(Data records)
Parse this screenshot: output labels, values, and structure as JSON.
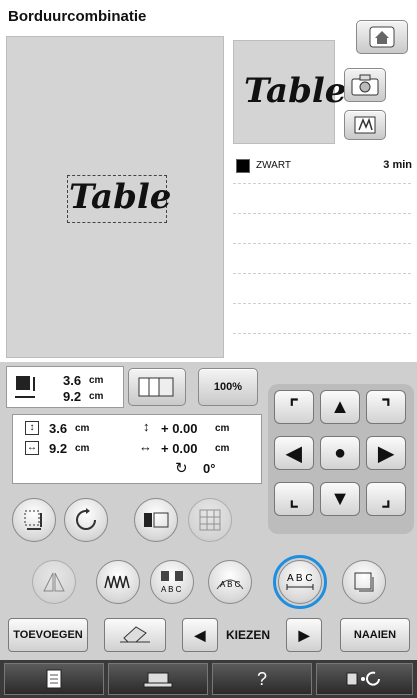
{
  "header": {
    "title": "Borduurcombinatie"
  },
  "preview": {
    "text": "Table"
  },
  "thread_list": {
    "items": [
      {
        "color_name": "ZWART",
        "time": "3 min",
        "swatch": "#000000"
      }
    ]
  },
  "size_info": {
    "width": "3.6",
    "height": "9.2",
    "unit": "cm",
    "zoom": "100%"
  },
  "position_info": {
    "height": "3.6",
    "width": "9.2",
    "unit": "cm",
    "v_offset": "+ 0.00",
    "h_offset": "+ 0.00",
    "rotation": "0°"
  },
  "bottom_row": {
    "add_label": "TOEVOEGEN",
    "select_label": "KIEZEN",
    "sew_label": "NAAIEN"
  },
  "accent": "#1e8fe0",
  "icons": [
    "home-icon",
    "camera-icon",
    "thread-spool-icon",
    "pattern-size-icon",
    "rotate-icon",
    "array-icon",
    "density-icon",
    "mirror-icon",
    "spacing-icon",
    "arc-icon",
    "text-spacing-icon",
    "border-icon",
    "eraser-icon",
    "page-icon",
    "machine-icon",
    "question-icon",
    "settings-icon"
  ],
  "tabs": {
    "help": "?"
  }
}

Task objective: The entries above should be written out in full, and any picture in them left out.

Finished task:
Parse this screenshot: output labels, values, and structure as JSON.
{
  "header": {
    "title": "Borduurcombinatie"
  },
  "preview": {
    "text": "Table"
  },
  "thread_list": {
    "items": [
      {
        "color_name": "ZWART",
        "time": "3 min",
        "swatch": "#000000"
      }
    ]
  },
  "size_info": {
    "width": "3.6",
    "height": "9.2",
    "unit": "cm",
    "zoom": "100%"
  },
  "position_info": {
    "height": "3.6",
    "width": "9.2",
    "unit": "cm",
    "v_offset": "+ 0.00",
    "h_offset": "+ 0.00",
    "rotation": "0°"
  },
  "bottom_row": {
    "add_label": "TOEVOEGEN",
    "select_label": "KIEZEN",
    "sew_label": "NAAIEN"
  },
  "accent": "#1e8fe0",
  "icons": [
    "home-icon",
    "camera-icon",
    "thread-spool-icon",
    "pattern-size-icon",
    "rotate-icon",
    "array-icon",
    "density-icon",
    "mirror-icon",
    "spacing-icon",
    "arc-icon",
    "text-spacing-icon",
    "border-icon",
    "eraser-icon",
    "page-icon",
    "machine-icon",
    "question-icon",
    "settings-icon"
  ],
  "tabs": {
    "help": "?"
  }
}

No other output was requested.